▸ **Problem details**: Reproduce the data in full, exactly as it appears.

===== Supplied data

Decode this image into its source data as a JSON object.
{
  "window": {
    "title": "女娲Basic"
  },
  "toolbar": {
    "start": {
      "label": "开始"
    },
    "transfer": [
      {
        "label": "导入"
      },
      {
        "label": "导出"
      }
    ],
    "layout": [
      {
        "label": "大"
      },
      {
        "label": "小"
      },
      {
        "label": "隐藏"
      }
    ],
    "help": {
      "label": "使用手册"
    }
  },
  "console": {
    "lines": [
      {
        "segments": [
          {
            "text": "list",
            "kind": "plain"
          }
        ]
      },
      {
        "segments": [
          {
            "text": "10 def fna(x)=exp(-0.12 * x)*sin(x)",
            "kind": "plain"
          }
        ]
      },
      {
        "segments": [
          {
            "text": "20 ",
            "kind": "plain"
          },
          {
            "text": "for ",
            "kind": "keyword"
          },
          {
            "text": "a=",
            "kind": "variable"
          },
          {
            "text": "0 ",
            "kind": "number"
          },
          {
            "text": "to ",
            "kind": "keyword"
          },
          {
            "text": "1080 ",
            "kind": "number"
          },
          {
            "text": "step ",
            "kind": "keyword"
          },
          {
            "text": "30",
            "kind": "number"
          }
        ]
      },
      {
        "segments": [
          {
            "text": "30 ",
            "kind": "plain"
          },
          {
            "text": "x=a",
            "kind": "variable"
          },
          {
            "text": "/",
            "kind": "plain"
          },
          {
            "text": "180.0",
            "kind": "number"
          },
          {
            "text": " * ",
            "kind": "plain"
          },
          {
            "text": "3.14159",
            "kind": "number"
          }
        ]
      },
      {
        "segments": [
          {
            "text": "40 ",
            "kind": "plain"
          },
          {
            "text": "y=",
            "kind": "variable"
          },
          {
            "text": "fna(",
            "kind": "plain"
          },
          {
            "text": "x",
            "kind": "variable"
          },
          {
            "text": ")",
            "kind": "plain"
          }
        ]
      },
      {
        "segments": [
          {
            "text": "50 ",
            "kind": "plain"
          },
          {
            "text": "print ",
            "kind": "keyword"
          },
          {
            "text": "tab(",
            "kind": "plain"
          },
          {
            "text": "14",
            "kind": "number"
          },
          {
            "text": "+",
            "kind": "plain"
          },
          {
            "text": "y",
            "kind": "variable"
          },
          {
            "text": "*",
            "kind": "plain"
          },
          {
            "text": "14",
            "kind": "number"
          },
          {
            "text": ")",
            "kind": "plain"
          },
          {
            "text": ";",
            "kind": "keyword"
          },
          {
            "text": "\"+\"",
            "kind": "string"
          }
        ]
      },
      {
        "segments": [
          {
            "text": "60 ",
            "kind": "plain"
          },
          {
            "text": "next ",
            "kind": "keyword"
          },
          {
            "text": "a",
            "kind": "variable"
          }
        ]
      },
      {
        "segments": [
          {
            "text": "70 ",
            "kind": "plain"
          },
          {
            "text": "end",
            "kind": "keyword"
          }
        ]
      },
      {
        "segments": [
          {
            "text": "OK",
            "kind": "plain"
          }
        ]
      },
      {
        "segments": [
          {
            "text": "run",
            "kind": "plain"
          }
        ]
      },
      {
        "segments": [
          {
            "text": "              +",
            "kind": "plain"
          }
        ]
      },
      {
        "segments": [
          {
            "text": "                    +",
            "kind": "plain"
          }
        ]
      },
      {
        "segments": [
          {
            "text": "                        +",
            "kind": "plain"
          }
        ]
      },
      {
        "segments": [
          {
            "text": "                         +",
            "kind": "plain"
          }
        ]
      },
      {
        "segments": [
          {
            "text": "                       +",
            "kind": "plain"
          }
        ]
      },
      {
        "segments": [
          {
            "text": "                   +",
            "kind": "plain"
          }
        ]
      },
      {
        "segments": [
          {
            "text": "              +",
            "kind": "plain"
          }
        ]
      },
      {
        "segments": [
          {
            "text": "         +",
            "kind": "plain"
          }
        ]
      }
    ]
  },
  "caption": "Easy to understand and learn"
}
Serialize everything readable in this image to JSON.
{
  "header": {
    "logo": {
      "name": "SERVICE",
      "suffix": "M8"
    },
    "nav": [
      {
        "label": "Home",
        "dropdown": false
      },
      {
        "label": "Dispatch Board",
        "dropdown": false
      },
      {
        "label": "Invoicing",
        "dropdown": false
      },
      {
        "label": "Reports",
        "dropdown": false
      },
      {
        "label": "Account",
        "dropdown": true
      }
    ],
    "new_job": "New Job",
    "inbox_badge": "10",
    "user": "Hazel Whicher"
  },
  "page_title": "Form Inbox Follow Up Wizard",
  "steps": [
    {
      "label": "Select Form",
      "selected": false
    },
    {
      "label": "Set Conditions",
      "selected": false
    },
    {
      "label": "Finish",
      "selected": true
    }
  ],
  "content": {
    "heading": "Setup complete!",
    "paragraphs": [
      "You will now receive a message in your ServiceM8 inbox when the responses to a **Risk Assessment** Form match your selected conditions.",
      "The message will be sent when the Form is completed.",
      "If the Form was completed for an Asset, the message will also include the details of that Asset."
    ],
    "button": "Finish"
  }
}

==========

▸ **Result of this task**:
Decode this image into its source data as a JSON object.
{
  "window": {
    "title": "女娲Basic"
  },
  "toolbar": {
    "start": {
      "label": "开始"
    },
    "transfer": [
      {
        "label": "导入"
      },
      {
        "label": "导出"
      }
    ],
    "layout": [
      {
        "label": "大"
      },
      {
        "label": "小"
      },
      {
        "label": "隐藏"
      }
    ],
    "help": {
      "label": "使用手册"
    }
  },
  "console": {
    "lines": [
      {
        "segments": [
          {
            "text": "list",
            "kind": "plain"
          }
        ]
      },
      {
        "segments": [
          {
            "text": "10 def fna(x)=exp(-0.12 * x)*sin(x)",
            "kind": "plain"
          }
        ]
      },
      {
        "segments": [
          {
            "text": "20 ",
            "kind": "plain"
          },
          {
            "text": "for ",
            "kind": "keyword"
          },
          {
            "text": "a=",
            "kind": "variable"
          },
          {
            "text": "0 ",
            "kind": "number"
          },
          {
            "text": "to ",
            "kind": "keyword"
          },
          {
            "text": "1080 ",
            "kind": "number"
          },
          {
            "text": "step ",
            "kind": "keyword"
          },
          {
            "text": "30",
            "kind": "number"
          }
        ]
      },
      {
        "segments": [
          {
            "text": "30 ",
            "kind": "plain"
          },
          {
            "text": "x=a",
            "kind": "variable"
          },
          {
            "text": "/",
            "kind": "plain"
          },
          {
            "text": "180.0",
            "kind": "number"
          },
          {
            "text": " * ",
            "kind": "plain"
          },
          {
            "text": "3.14159",
            "kind": "number"
          }
        ]
      },
      {
        "segments": [
          {
            "text": "40 ",
            "kind": "plain"
          },
          {
            "text": "y=",
            "kind": "variable"
          },
          {
            "text": "fna(",
            "kind": "plain"
          },
          {
            "text": "x",
            "kind": "variable"
          },
          {
            "text": ")",
            "kind": "plain"
          }
        ]
      },
      {
        "segments": [
          {
            "text": "50 ",
            "kind": "plain"
          },
          {
            "text": "print ",
            "kind": "keyword"
          },
          {
            "text": "tab(",
            "kind": "plain"
          },
          {
            "text": "14",
            "kind": "number"
          },
          {
            "text": "+",
            "kind": "plain"
          },
          {
            "text": "y",
            "kind": "variable"
          },
          {
            "text": "*",
            "kind": "plain"
          },
          {
            "text": "14",
            "kind": "number"
          },
          {
            "text": ")",
            "kind": "plain"
          },
          {
            "text": ";",
            "kind": "keyword"
          },
          {
            "text": "\"+\"",
            "kind": "string"
          }
        ]
      },
      {
        "segments": [
          {
            "text": "60 ",
            "kind": "plain"
          },
          {
            "text": "next ",
            "kind": "keyword"
          },
          {
            "text": "a",
            "kind": "variable"
          }
        ]
      },
      {
        "segments": [
          {
            "text": "70 ",
            "kind": "plain"
          },
          {
            "text": "end",
            "kind": "keyword"
          }
        ]
      },
      {
        "segments": [
          {
            "text": "OK",
            "kind": "plain"
          }
        ]
      },
      {
        "segments": [
          {
            "text": "run",
            "kind": "plain"
          }
        ]
      },
      {
        "segments": [
          {
            "text": "              +",
            "kind": "plain"
          }
        ]
      },
      {
        "segments": [
          {
            "text": "                    +",
            "kind": "plain"
          }
        ]
      },
      {
        "segments": [
          {
            "text": "                        +",
            "kind": "plain"
          }
        ]
      },
      {
        "segments": [
          {
            "text": "                         +",
            "kind": "plain"
          }
        ]
      },
      {
        "segments": [
          {
            "text": "                       +",
            "kind": "plain"
          }
        ]
      },
      {
        "segments": [
          {
            "text": "                   +",
            "kind": "plain"
          }
        ]
      },
      {
        "segments": [
          {
            "text": "              +",
            "kind": "plain"
          }
        ]
      },
      {
        "segments": [
          {
            "text": "         +",
            "kind": "plain"
          }
        ]
      }
    ]
  },
  "caption": "Easy to understand and learn"
}
Serialize everything readable in this image to JSON.
{
  "header": {
    "logo": {
      "name": "SERVICE",
      "suffix": "M8"
    },
    "nav": [
      {
        "label": "Home",
        "dropdown": false
      },
      {
        "label": "Dispatch Board",
        "dropdown": false
      },
      {
        "label": "Invoicing",
        "dropdown": false
      },
      {
        "label": "Reports",
        "dropdown": false
      },
      {
        "label": "Account",
        "dropdown": true
      }
    ],
    "new_job": "New Job",
    "inbox_badge": "10",
    "user": "Hazel Whicher"
  },
  "page_title": "Form Inbox Follow Up Wizard",
  "steps": [
    {
      "label": "Select Form",
      "selected": false
    },
    {
      "label": "Set Conditions",
      "selected": false
    },
    {
      "label": "Finish",
      "selected": true
    }
  ],
  "content": {
    "heading": "Setup complete!",
    "paragraphs": [
      "You will now receive a message in your ServiceM8 inbox when the responses to a **Risk Assessment** Form match your selected conditions.",
      "The message will be sent when the Form is completed.",
      "If the Form was completed for an Asset, the message will also include the details of that Asset."
    ],
    "button": "Finish"
  }
}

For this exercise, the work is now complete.